= What you need to do =
Please repeat every record below exactly as written, but leave out the pictures.

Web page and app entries
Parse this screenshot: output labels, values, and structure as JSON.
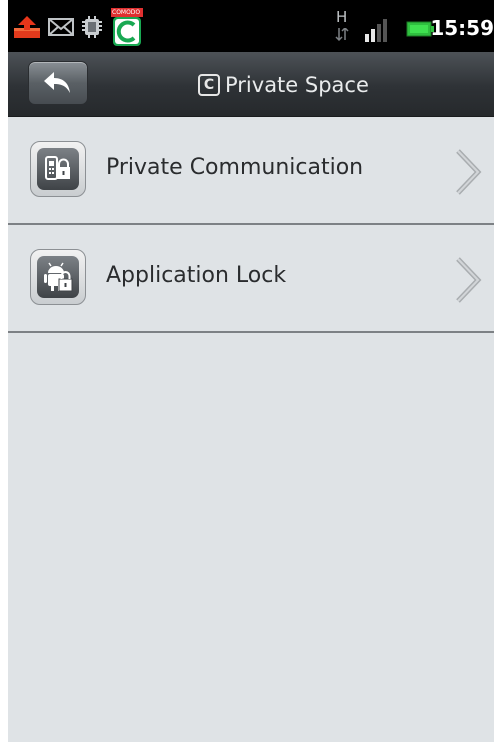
{
  "status_bar": {
    "time": "15:59",
    "network_label": "H",
    "icons": [
      "upload-notification-icon",
      "mail-icon",
      "usb-icon",
      "comodo-app-icon",
      "network-h-icon",
      "signal-icon",
      "battery-icon"
    ],
    "app_badge_text": "COMODO"
  },
  "titlebar": {
    "title": "Private Space",
    "logo_letter": "C",
    "back_icon": "back-arrow-icon"
  },
  "menu": {
    "items": [
      {
        "label": "Private Communication",
        "icon": "phone-lock-icon"
      },
      {
        "label": "Application Lock",
        "icon": "android-lock-icon"
      }
    ]
  },
  "colors": {
    "background": "#dfe3e6",
    "titlebar": "#2e3236",
    "divider": "#7d8185",
    "text": "#2a2c2e"
  }
}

= Result for this task =
Parse this screenshot: output labels, values, and structure as JSON.
{
  "status_bar": {
    "time": "15:59",
    "network_label": "H",
    "icons": [
      "upload-notification-icon",
      "mail-icon",
      "usb-icon",
      "comodo-app-icon",
      "network-h-icon",
      "signal-icon",
      "battery-icon"
    ],
    "app_badge_text": "COMODO"
  },
  "titlebar": {
    "title": "Private Space",
    "logo_letter": "C",
    "back_icon": "back-arrow-icon"
  },
  "menu": {
    "items": [
      {
        "label": "Private Communication",
        "icon": "phone-lock-icon"
      },
      {
        "label": "Application Lock",
        "icon": "android-lock-icon"
      }
    ]
  },
  "colors": {
    "background": "#dfe3e6",
    "titlebar": "#2e3236",
    "divider": "#7d8185",
    "text": "#2a2c2e"
  }
}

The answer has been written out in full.